The first phase of vetting of ministers-designate nominated by President Nana Addo Dankwa Akufo-Addo will take place at parliament today.
Four ministers-designate are expected to appear before the Appointments Committee of Parliament chaired by the First Deputy Speaker, Joseph Osei-Owusu in what appears to be a grueling encounter.
They are Senior Minister-designate, Yaw Osafo-Maafo; Minister-designate for National Security, Albert Kan Dapaah; Minister-designate for Finance, Ken Ofori-Atta and Minister-designate for Defence, Dominic Nitiwul.
The vetting process promises to be an exciting one as members of the minority National Democratic Congress (NDC) on the Committee are bent on ‘stretching’ the new ministers-designate whom many political pundits have described as very ‘appropriate nominees’ for the various ministries assigned to them.
After the first batch, the vetting will continue on Saturday, January 21, with Minister-designate for Interior, Ambrose Dery and Attorney General-designate, Gloria Akuffo, also appearing.

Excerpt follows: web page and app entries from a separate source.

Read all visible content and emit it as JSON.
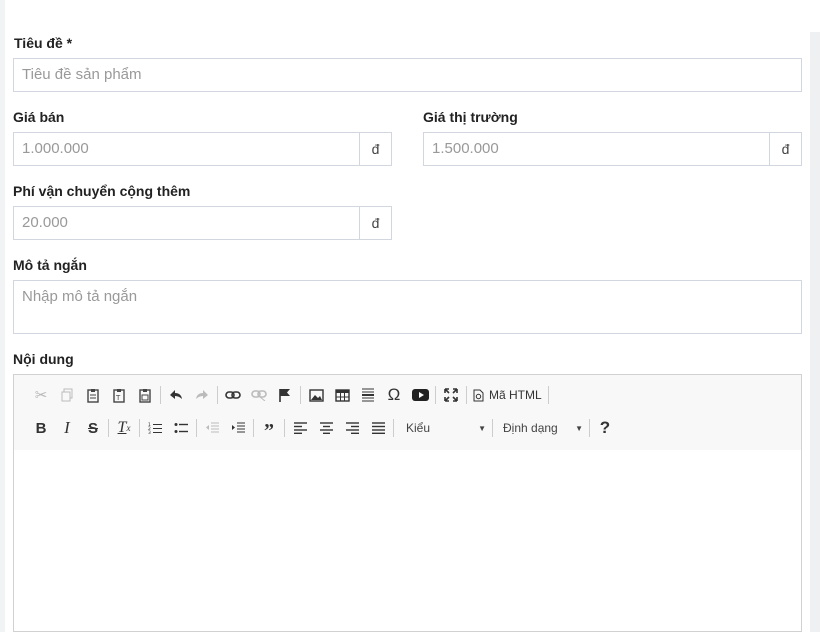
{
  "form": {
    "title_label": "Tiêu đề *",
    "title_placeholder": "Tiêu đề sản phẩm",
    "price_label": "Giá bán",
    "price_placeholder": "1.000.000",
    "market_price_label": "Giá thị trường",
    "market_price_placeholder": "1.500.000",
    "shipping_label": "Phí vận chuyển cộng thêm",
    "shipping_placeholder": "20.000",
    "currency": "đ",
    "short_desc_label": "Mô tả ngắn",
    "short_desc_placeholder": "Nhập mô tả ngắn",
    "content_label": "Nội dung"
  },
  "editor": {
    "source_label": "Mã HTML",
    "styles_label": "Kiểu",
    "format_label": "Định dạng",
    "help_label": "?",
    "icons": [
      "cut-icon",
      "copy-icon",
      "paste-icon",
      "paste-text-icon",
      "paste-word-icon",
      "undo-icon",
      "redo-icon",
      "link-icon",
      "unlink-icon",
      "anchor-icon",
      "image-icon",
      "table-icon",
      "horizontal-line-icon",
      "special-char-icon",
      "youtube-icon",
      "maximize-icon",
      "source-icon",
      "bold-icon",
      "italic-icon",
      "strike-icon",
      "remove-format-icon",
      "numbered-list-icon",
      "bulleted-list-icon",
      "outdent-icon",
      "indent-icon",
      "blockquote-icon",
      "align-left-icon",
      "align-center-icon",
      "align-right-icon",
      "justify-icon",
      "dropdown-arrow-icon"
    ]
  }
}
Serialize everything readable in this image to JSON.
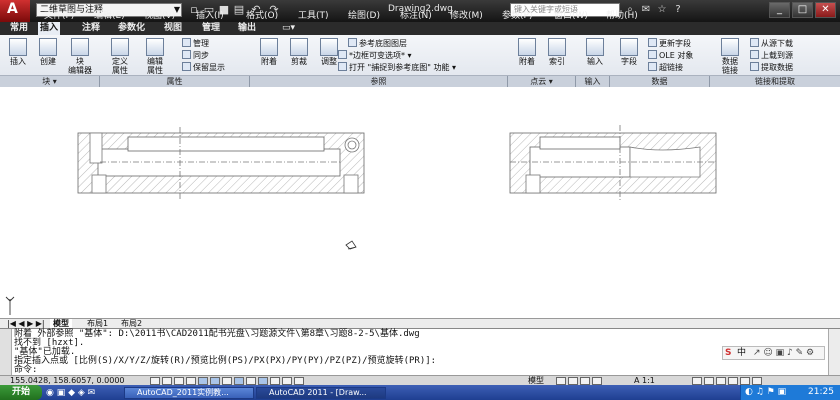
{
  "titlebar": {
    "workspace": "二维草图与注释",
    "document": "Drawing2.dwg",
    "search_placeholder": "键入关键字或短语"
  },
  "menus": [
    "文件(F)",
    "编辑(E)",
    "视图(V)",
    "插入(I)",
    "格式(O)",
    "工具(T)",
    "绘图(D)",
    "标注(N)",
    "修改(M)",
    "参数(P)",
    "窗口(W)",
    "帮助(H)"
  ],
  "tabs": [
    "常用",
    "插入",
    "注释",
    "参数化",
    "视图",
    "管理",
    "输出"
  ],
  "active_tab": "插入",
  "ribbon": {
    "block": {
      "insert": "插入",
      "create": "创建",
      "edit_line1": "块",
      "edit_line2": "编辑器",
      "title": "块"
    },
    "attr": {
      "define_line1": "定义",
      "define_line2": "属性",
      "edit_line1": "编辑",
      "edit_line2": "属性",
      "manage": "管理",
      "sync": "同步",
      "keep": "保留显示",
      "title": "属性"
    },
    "ref": {
      "attach": "附着",
      "clip": "剪裁",
      "adjust": "调整",
      "underlay_layers": "参考底图图层",
      "frame": "*边框可变选项*",
      "snap": "打开 \"捕捉到参考底图\" 功能",
      "title": "参照"
    },
    "pointcloud": {
      "attach": "附着",
      "index": "索引",
      "title": "点云"
    },
    "import": {
      "import": "输入",
      "title": "输入"
    },
    "data": {
      "field": "字段",
      "update_field": "更新字段",
      "ole": "OLE 对象",
      "hyperlink": "超链接",
      "title": "数据"
    },
    "link": {
      "link_line1": "数据",
      "link_line2": "链接",
      "download": "从源下载",
      "upload": "上载到源",
      "extract": "提取数据",
      "title": "链接和提取"
    }
  },
  "layout_tabs": [
    "模型",
    "布局1",
    "布局2"
  ],
  "command_lines": [
    "附着 外部参照 \"基体\": D:\\2011书\\CAD2011配书光盘\\习题源文件\\第8章\\习题8-2-5\\基体.dwg",
    "找不到 [hzxt].",
    "\"基体\"已加载.",
    "指定插入点或 [比例(S)/X/Y/Z/旋转(R)/预览比例(PS)/PX(PX)/PY(PY)/PZ(PZ)/预览旋转(PR)]:",
    "命令:"
  ],
  "ime": "中",
  "status": {
    "coords": "155.0428, 158.6057, 0.0000",
    "model": "模型",
    "scale": "A 1:1"
  },
  "taskbar": {
    "start": "开始",
    "tasks": [
      "AutoCAD_2011实例教...",
      "AutoCAD 2011 - [Draw..."
    ],
    "clock": "21:25"
  }
}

Four ministers-designate will then face the vetting committee on Monday, January 23.
They are the Minister-designate for Local Government and Rural Development, Hajia Alima Mahama; Minister-designate for Trade and Industry, Alan Kwadwo Kyerematen; Minister-designate for Food and Agriculture, Dr Owusu Afriyie Akoto and Minister-designate for Energy, Boakye Agyarko.
Then on Tuesday, January 24, the remaining three of the first batch of ministers-designate will also show up.
These are Minister-designate for Foreign Affairs and Regional Integration, Shirley Ayorkor Botchway; Minister-designate for Education, Dr Mathew Opoku Prempeh and Minister-designate for Health, Kwaku Agyeman Manu.
The minority leader, Haruna Iddrisu, told the media in parliament after the names were communicated to Members that as minority, they would look at the intelligence of the ministers-designate, their dispositions and suitability for the positions assigned to them when they appear before the committee.
Meanwhile, as at press time, the minority side of the Appointments Committee had complained bitterly that they were yet to receive the Curriculum Vitae of the ministerial nominees – 24 hours before their vetting commences.
According to Alhassan Suhuyini – a member of the minority side on the committee – attempts by them to get the CVs of the nominees before the start of the vetting today had proven futile since Wednesday.
Speaking in an interview with Accra-based radio station, Citi FM, on Thursday, he said the delay in getting them the CVs was meant to frustrate them and that that would not augur well for the process.
“The people of Ghana want us…to ask the relevant questions, especially about the caliber of people that are going to be working for them. And so, we think that it is unacceptable. We don’t want them to give us the CVs tomorrow morning when we are supposed to be vetting the nominees,” Suhuyini said.
By Cephas Larbi